 The Legislature finds and declares all of the following:
(a) Unrecognized nonenergy benefits in cost-effectiveness tests employed by the Public Utilities Commission devalue important community benefits of distributed energy resource projects and discourage beneficial investments in environmental and social justice communities.
(b) Nonenergy benefits represent the array of diverse impacts of energy programs and projects beyond the generation, conservation, and transportation of energy. Nonenergy benefits exist in three overarching categories: participant nonenergy benefits, utility nonenergy benefits, and societal nonenergy benefits.

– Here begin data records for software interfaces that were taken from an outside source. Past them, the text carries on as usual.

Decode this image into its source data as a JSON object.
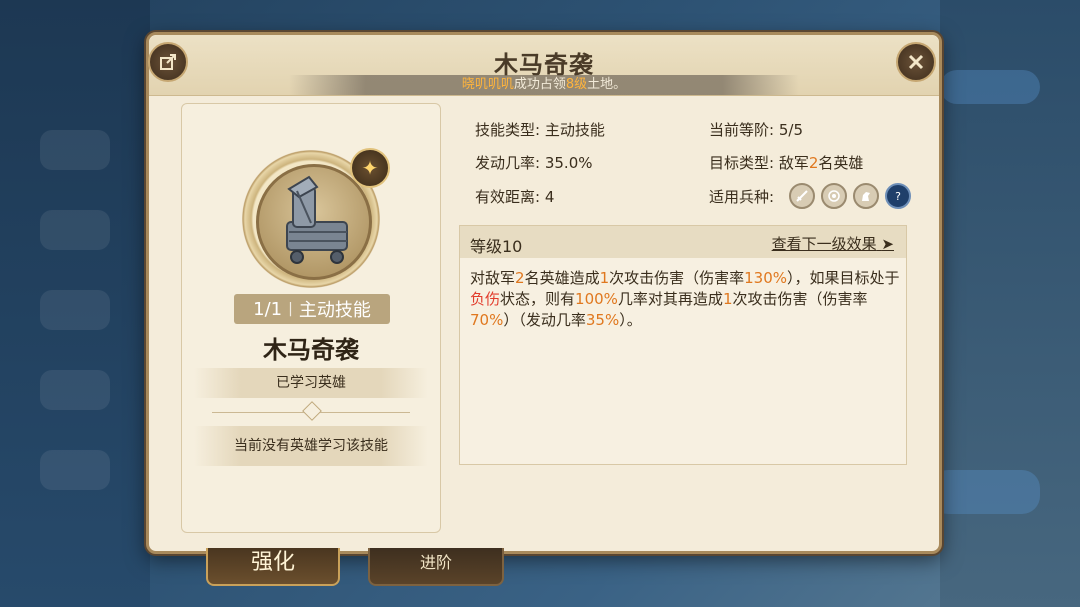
{
  "dialog": {
    "title": "木马奇袭",
    "banner": {
      "player": "晓叽叽叽",
      "mid": "成功占领",
      "level": "8级",
      "tail": "土地。"
    }
  },
  "skill_card": {
    "count": "1/1",
    "type": "主动技能",
    "name": "木马奇袭",
    "learned_label": "已学习英雄",
    "none_text": "当前没有英雄学习该技能"
  },
  "stats": {
    "type_label": "技能类型:",
    "type_value": "主动技能",
    "rate_label": "发动几率:",
    "rate_value": "35.0%",
    "range_label": "有效距离:",
    "range_value": "4",
    "rank_label": "当前等阶:",
    "rank_value": "5/5",
    "target_label": "目标类型:",
    "target_pre": "敌军",
    "target_num": "2",
    "target_post": "名英雄",
    "troop_label": "适用兵种:",
    "troop_icons": [
      "sword-icon",
      "target-icon",
      "horse-icon",
      "question-icon"
    ]
  },
  "level": {
    "label": "等级10",
    "next_link": "查看下一级效果",
    "desc": {
      "p1": "对敌军",
      "n1": "2",
      "p2": "名英雄造成",
      "n2": "1",
      "p3": "次攻击伤害（伤害率",
      "n3": "130%",
      "p4": "），如果目标处于",
      "status": "负伤",
      "p5": "状态，则有",
      "n4": "100%",
      "p6": "几率对其再造成",
      "n5": "1",
      "p7": "次攻击伤害（伤害率",
      "n6": "70%",
      "p8": "）（发动几率",
      "n7": "35%",
      "p9": "）。"
    }
  },
  "tabs": {
    "strengthen": "强化",
    "advance": "进阶"
  },
  "colors": {
    "highlight": "#e0781f",
    "status": "#e23c2c",
    "banner_highlight": "#ffb43c"
  }
}
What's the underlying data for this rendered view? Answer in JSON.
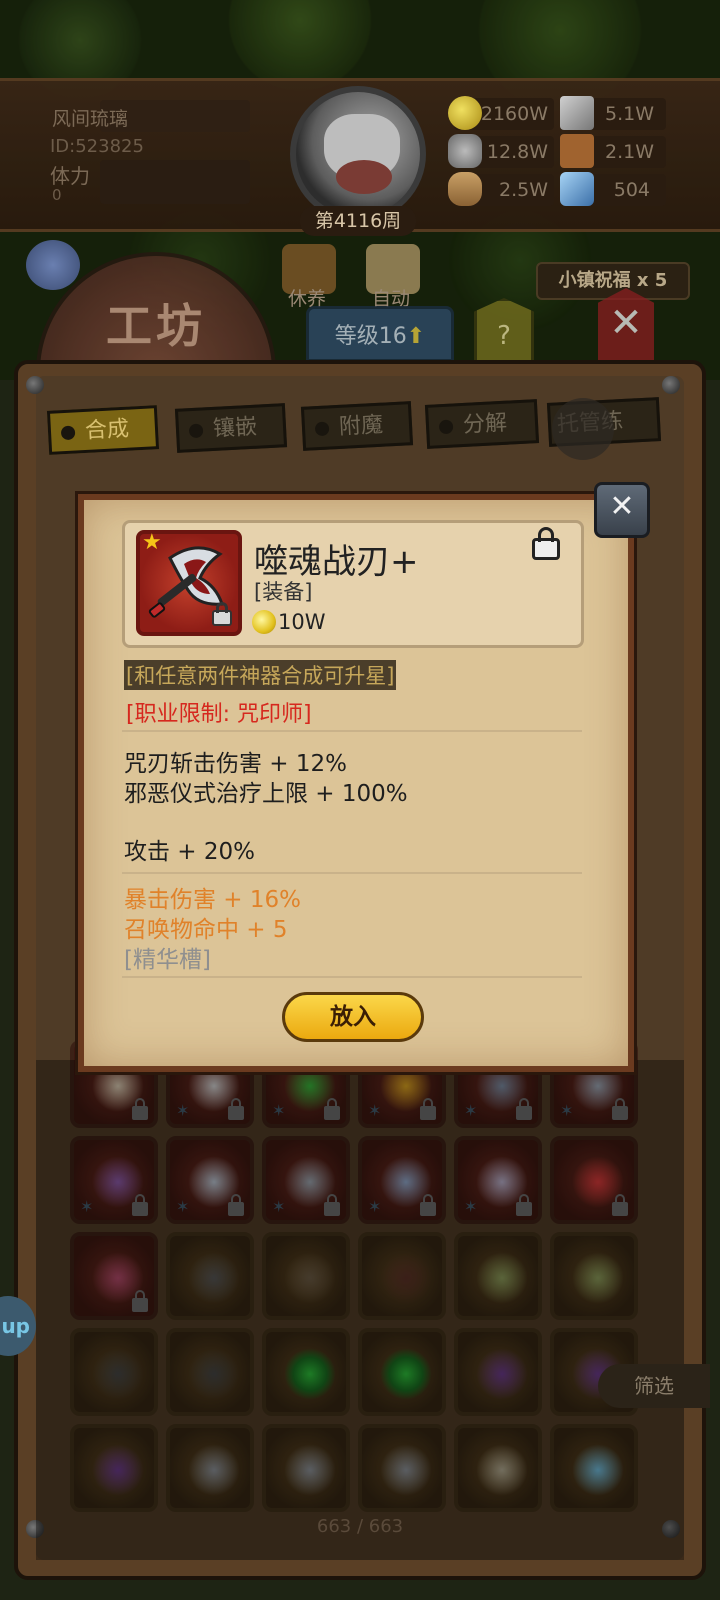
{
  "player": {
    "name": "风间琉璃",
    "id": "ID:523825",
    "stamina_label": "体力",
    "stamina_value": "0",
    "week": "第4116周"
  },
  "resources": [
    {
      "value": "2160W",
      "icon": "gold-coin-icon"
    },
    {
      "value": "5.1W",
      "icon": "iron-ingot-icon"
    },
    {
      "value": "12.8W",
      "icon": "stone-icon"
    },
    {
      "value": "2.1W",
      "icon": "leather-icon"
    },
    {
      "value": "2.5W",
      "icon": "wood-log-icon"
    },
    {
      "value": "504",
      "icon": "crystal-icon"
    }
  ],
  "nav": {
    "rest": "休养",
    "auto": "自动",
    "bless": "小镇祝福 x 5"
  },
  "workshop": {
    "title": "工坊",
    "level": "等级16",
    "help": "?"
  },
  "tabs": [
    "合成",
    "镶嵌",
    "附魔",
    "分解",
    "托管练"
  ],
  "popup": {
    "item_name": "噬魂战刃+",
    "item_category": "[装备]",
    "item_price": "10W",
    "upgrade_note": "[和任意两件神器合成可升星]",
    "restriction": "[职业限制: 咒印师]",
    "stats": [
      "咒刃斩击伤害 + 12%",
      "邪恶仪式治疗上限 + 100%"
    ],
    "attack": "攻击 + 20%",
    "bonus": [
      "暴击伤害 + 16%",
      "召唤物命中 + 5"
    ],
    "essence_slot": "[精华槽]",
    "put_button": "放入"
  },
  "inventory_count": "663 / 663",
  "filter": "筛选",
  "side_button": "up",
  "colors": {
    "accent_gold": "#f2c22a",
    "restriction_red": "#d6281e",
    "bonus_orange": "#e0822a"
  }
}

(c) Participant nonenergy benefits accrue to the program participants, including, but not limited to, reduced building or home operating costs, lower energy burden, increased property value, improved health, safety, and comfort, educational opportunities, increased energy reliability and household resilience, asset ownership, and beneficial fuel switching.

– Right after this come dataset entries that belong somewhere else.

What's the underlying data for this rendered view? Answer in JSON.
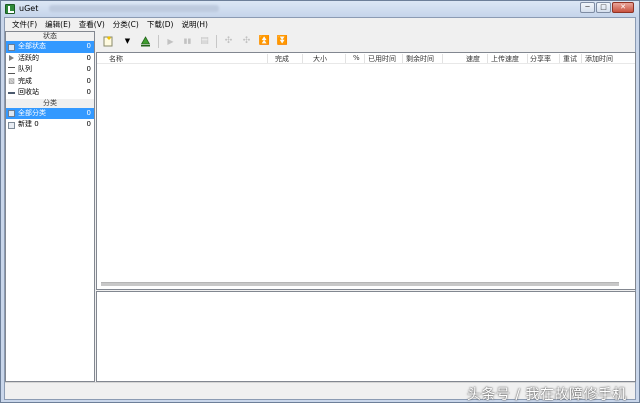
{
  "window": {
    "title": "uGet",
    "controls": {
      "minimize": "─",
      "maximize": "□",
      "close": "✕"
    }
  },
  "menu": [
    "文件(F)",
    "编辑(E)",
    "查看(V)",
    "分类(C)",
    "下载(D)",
    "说明(H)"
  ],
  "sidebar": {
    "status_header": "状态",
    "status_items": [
      {
        "label": "全部状态",
        "count": "0",
        "icon": "download-icon",
        "selected": true
      },
      {
        "label": "活跃的",
        "count": "0",
        "icon": "play-icon"
      },
      {
        "label": "队列",
        "count": "0",
        "icon": "queue-icon"
      },
      {
        "label": "完成",
        "count": "0",
        "icon": "finished-icon"
      },
      {
        "label": "回收站",
        "count": "0",
        "icon": "recycle-bin-icon"
      }
    ],
    "category_header": "分类",
    "category_items": [
      {
        "label": "全部分类",
        "count": "0",
        "selected": true
      },
      {
        "label": "新建 0",
        "count": "0",
        "icon": "category-icon"
      }
    ]
  },
  "toolbar": {
    "buttons": [
      "new-download-icon",
      "dropdown-arrow-icon",
      "add-torrent-icon",
      "start-icon",
      "pause-icon",
      "properties-icon",
      "move-up-icon",
      "move-down-icon",
      "move-top-icon",
      "move-bottom-icon"
    ]
  },
  "columns": [
    "名称",
    "完成",
    "大小",
    "%",
    "已用时间",
    "剩余时间",
    "速度",
    "上传速度",
    "分享率",
    "重试",
    "添加时间"
  ],
  "watermark": "头条号 / 我在故障修手机",
  "colors": {
    "selection": "#3399ff",
    "title_bar": "#c9d6ea",
    "add_icon_green": "#2f8a3a"
  }
}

(d) Utility nonenergy benefits accrue as indirect costs or savings to the utility, including, but not limited to, bill payment improvements and reduced arrearages, reduced bad debt, infrastructure savings, improved fire safety, system resilience, and increased reliability for customers.
(e) Societal nonenergy benefits represent indirect program effects beyond those realized by ratepayers, the utility, or participants, and they accrue to society at large, including, but not limited to, quality local job creation, economic development, growth of tax receipts, increased community resilience, increased labor productivity, lower energy costs, increased property values, neighborhood stability, reduced emissions of greenhouse gases, improved air quality and other environmental benefits, avoided short- and long-term displacement, improved fire safety, development of and access to new technologies, improved public health and reduced health care costs, meaningful community engagement, community pride, ratepayer satisfaction through thoughtful equity and inclusion, reduced water use, and reduced reliance on fossil fuels.
(f) Incorporating nonenergy benefits produces greater benefits to all ratepayers by increasing the societal benefits produced by public funds. Incorporating and tracking these benefits supports investments essential to California’s transition to a clean energy economy.

SEC. 2.

 Section 383 is added to the Public Utilities Code, to read:

 (a) For purposes of this section, the following terms have the following meanings:
(1) “Distributed energy resources” means distributed renewable generation resources, energy efficiency, energy storage, electric vehicles, and demand response technologies.
(2) “Environmental and social justice communities” means communities identified as disadvantaged communities pursuant to Section 39711 of the Health and Safety Code.
(b) The commission shall do all of the following:
(1) Establish common definitions of nonenergy benefits and attempt to determine consistent values for use in all distributed energy resource programs.
(2) Meaningfully consider producing nonenergy benefits in distributed energy resource programs and projects.
(3) Incorporate nonenergy benefits in distributed energy resource programs and projects in environmental and social justice communities.
(4) Track those benefits the nonenergy benefits produced in distributed energy resource programs during program evaluations.